8/6/2014 2:00:00 PM
Perhaps you've felt like your adversaries invited you over for target practice – because they needed a target! The more I hang around God's people, the more I hear about the indignities they receive from neighbors, co-workers and family members specifically because of their relationship with God. It can be disheartening, to say the least. But it's also an occasion for praise.
The thing I am coming to see about the Christian life is that every believer feels like that from time to time, and should
feel like that. The Gospel is foolishness to those who do not yet believe, and frequently those who carry the Gospel will be targets of unbelievers' foolishness.
David certainly knew what it felt like to be in the crosshairs of the ungodly people in his life. One of his responses was recorded in Scripture as Psalm 140, which reads in part:
Deliver me, O Lord, from evil men;
preserve me from violent men,
who plan evil things in their heart
and stir up wars continually.
They make their tongue sharp as a serpent's,
and under their lips is the venom of asps.

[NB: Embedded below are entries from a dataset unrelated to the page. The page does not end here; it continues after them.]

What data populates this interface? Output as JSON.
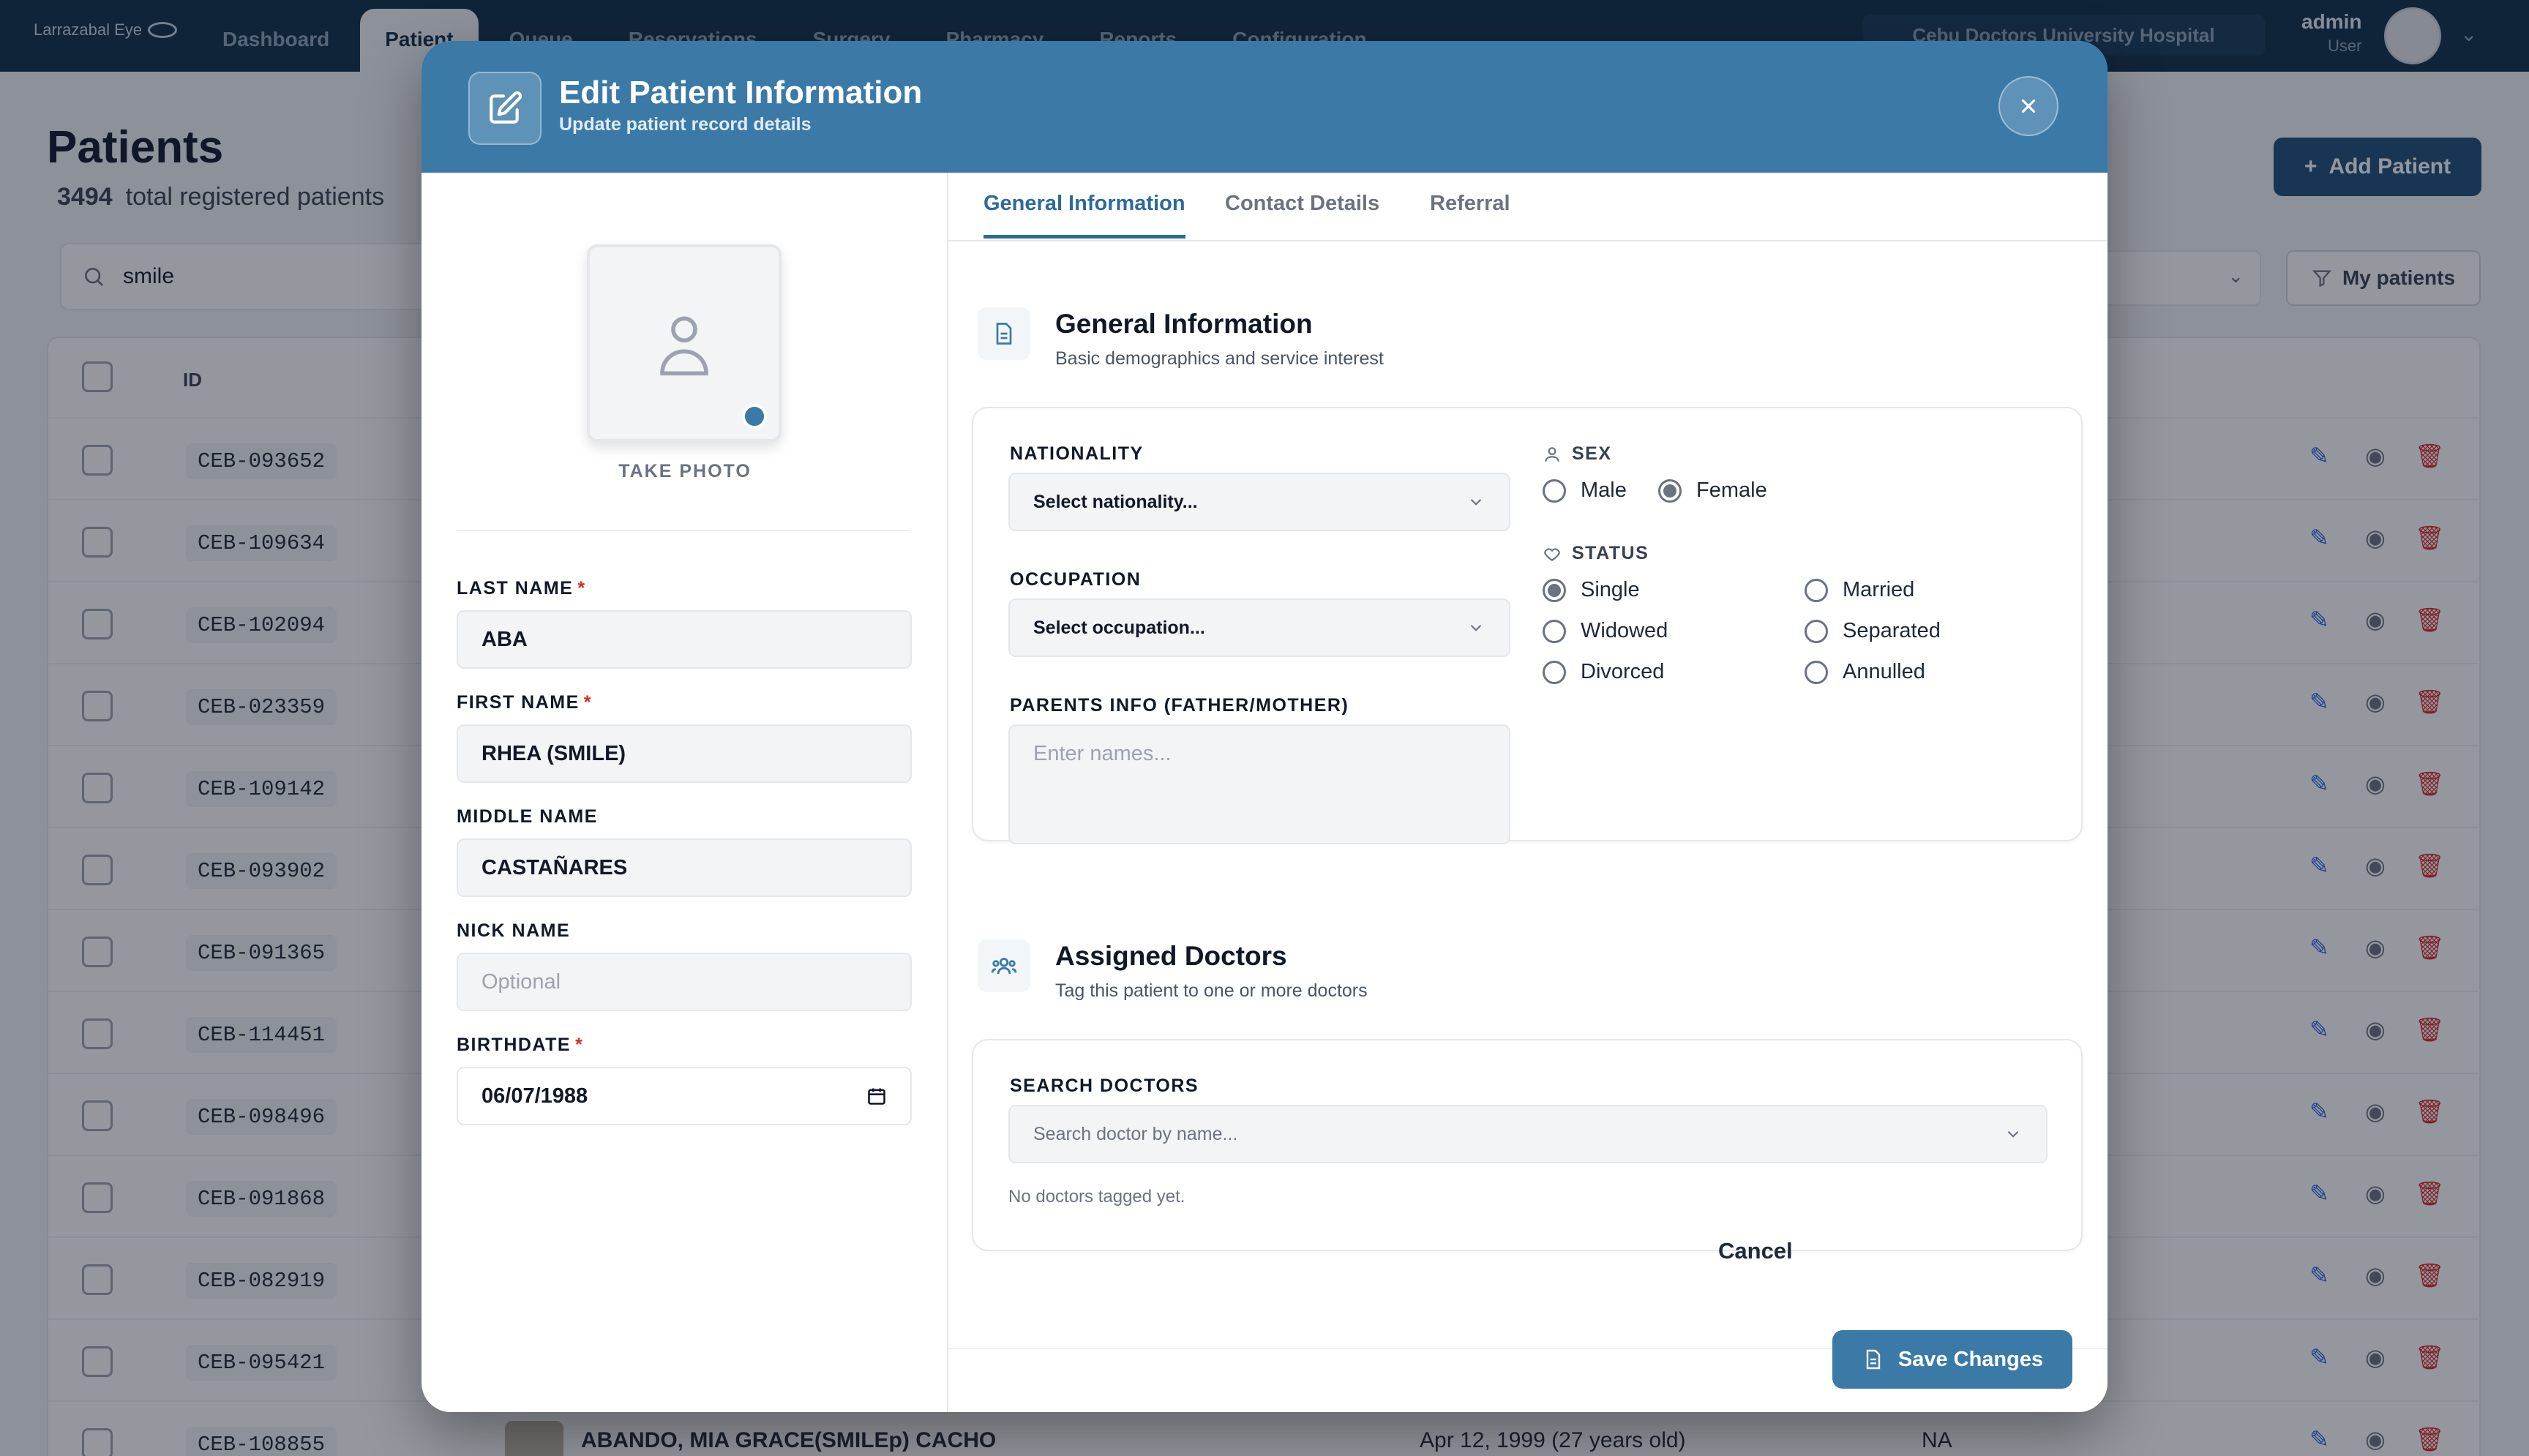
{
  "app": {
    "logo_text": "Larrazabal Eye",
    "nav": [
      "Dashboard",
      "Patient",
      "Queue",
      "Reservations",
      "Surgery",
      "Pharmacy",
      "Reports",
      "Configuration"
    ],
    "hospital": "Cebu Doctors University Hospital",
    "user": {
      "name": "admin",
      "role": "User"
    }
  },
  "page": {
    "title": "Patients",
    "count": "3494",
    "count_label": "total registered patients",
    "add_label": "Add Patient",
    "search_value": "smile",
    "my_patients_label": "My patients",
    "col_id": "ID"
  },
  "rows": [
    {
      "id": "CEB-093652"
    },
    {
      "id": "CEB-109634"
    },
    {
      "id": "CEB-102094"
    },
    {
      "id": "CEB-023359"
    },
    {
      "id": "CEB-109142"
    },
    {
      "id": "CEB-093902"
    },
    {
      "id": "CEB-091365"
    },
    {
      "id": "CEB-114451"
    },
    {
      "id": "CEB-098496"
    },
    {
      "id": "CEB-091868"
    },
    {
      "id": "CEB-082919"
    },
    {
      "id": "CEB-095421"
    },
    {
      "id": "CEB-108855",
      "name": "ABANDO, MIA GRACE(SMILEp) CACHO",
      "birth": "Apr 12, 1999 (27 years old)",
      "extra": "NA"
    }
  ],
  "modal": {
    "title": "Edit Patient Information",
    "subtitle": "Update patient record details",
    "take_photo": "TAKE PHOTO",
    "fields": {
      "last_name": {
        "label": "LAST NAME",
        "value": "ABA"
      },
      "first_name": {
        "label": "FIRST NAME",
        "value": "RHEA (SMILE)"
      },
      "middle_name": {
        "label": "MIDDLE NAME",
        "value": "CASTAÑARES"
      },
      "nick_name": {
        "label": "NICK NAME",
        "placeholder": "Optional"
      },
      "birthdate": {
        "label": "BIRTHDATE",
        "value": "06/07/1988"
      }
    },
    "required_mark": "*",
    "tabs": [
      "General Information",
      "Contact Details",
      "Referral"
    ],
    "general": {
      "title": "General Information",
      "subtitle": "Basic demographics and service interest",
      "nationality_label": "NATIONALITY",
      "nationality_placeholder": "Select nationality...",
      "occupation_label": "OCCUPATION",
      "occupation_placeholder": "Select occupation...",
      "parents_label": "PARENTS INFO (FATHER/MOTHER)",
      "parents_placeholder": "Enter names...",
      "sex_label": "SEX",
      "sex_options": [
        "Male",
        "Female"
      ],
      "sex_selected": "Female",
      "status_label": "STATUS",
      "status_options": [
        "Single",
        "Married",
        "Widowed",
        "Separated",
        "Divorced",
        "Annulled"
      ],
      "status_selected": "Single"
    },
    "doctors": {
      "title": "Assigned Doctors",
      "subtitle": "Tag this patient to one or more doctors",
      "search_label": "SEARCH DOCTORS",
      "search_placeholder": "Search doctor by name...",
      "empty": "No doctors tagged yet."
    },
    "footer": {
      "cancel": "Cancel",
      "save": "Save Changes"
    }
  }
}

Selah
Guard me, O Lord, from the hands of the wicked;
preserve me from violent men,
who have planned to trip up my feet.
The arrogant have hidden a trap for me,
and with cords they have spread a net;
beside the way they have set snares for me. Selah
- Psalm 140:1-5, ESV
We see attacks on God's people frequently in the culture today. If you don't believe me, just spend a few minutes online reading about the situation in Israel, or watching American news channels covering the conflict.
It's pretty clear, even if you watch CNN or MSNBC, that the terrorist organization Hamas is the aggressor in the conflict, and that Israel is defending itself against people who are dedicated to Israel's destruction. But the news media somehow manages to find people who live in an alternate reality, one in which Israel picked this fight and relishes the opportunity to destroy the women and children that Hamas has purposefully put in harm's way. We are living on our heads
, to coin a phrase.
How do we respond to situations like these? We might choose David's approach:
I say to the Lord, You are my God;
give ear to the voice of my pleas for mercy, O Lord!
O Lord, my Lord, the strength of my salvation,
you have covered my head in the day of battle.
Grant not, O Lord, the desires of the wicked;
do not further their evil plot or they will be exalted! Selah
As for the head of those who surround me,
let the mischief of their lips overwhelm them!
Let burning coals fall upon them!
Let them be cast into fire,
into miry pits, no more to rise!
Let not the slanderer be established in the land;
let evil hunt down the violent man speedily!
- Psalm 140:6-11, ESV
The persecution of the righteous is a story as old as mankind. Shadrach, Meshach and Abed-Nego were thrown into the fiery furnace in Daniel 3 because they refused to bow down to a statue dedicated to the king, Nebuchadnezzar. What's not immediately clear from the context is that Daniel's three friends had been some of the highest-ranking officials in the kingdom since shortly before they were brought to Babylon from Jerusalem by their kidnappers. They and Daniel had been promoted over many others to their positions, and those who had been passed over were only too eager to tell Nebuchadnezzar who had violated the edict to bow at the sound of the music.
Fifty-some years and a transition in kingdoms later, something similar happened to Daniel himself. People who were jealous of Daniel's position convinced Darius to pass a law requiring all prayers to be directed to Darius alone. Daniel was the target of the law, and he likely knew it. It didn't keep him from his practice of prayer, and he was caught and thrown into the den of lions.
Of course, Daniel 3 tells us how God protected Shadrach, Meshach and Abed-Nego in the furnace, and Daniel 6 tells us how Daniel survived a night with the lions. In each case, the persecutors got their comeuppance. Our problem is, we don't want to experience the heat of the furnace or the hot breath of the lions. We don't take persecution as a sign that we are in the very center of God's will, even though that's exactly what it means.
Being singled out and attacked for one's faith isn't always pleasant. We are to rejoice in all things, but I understand that it's difficult to praise Him for persecution. And yet, the conclusion that David came to is that praising Him is entirely appropriate. Hopefully as we grow in the love and knowledge of the Father, we will too.
I know that the Lord will maintain the cause of the afflicted,
and will execute justice for the needy.
Surely the righteous shall give thanks to your name;
the upright shall dwell in your presence.
- Psalm 140:12-13, ESV, emphasis added
- August 6, 2014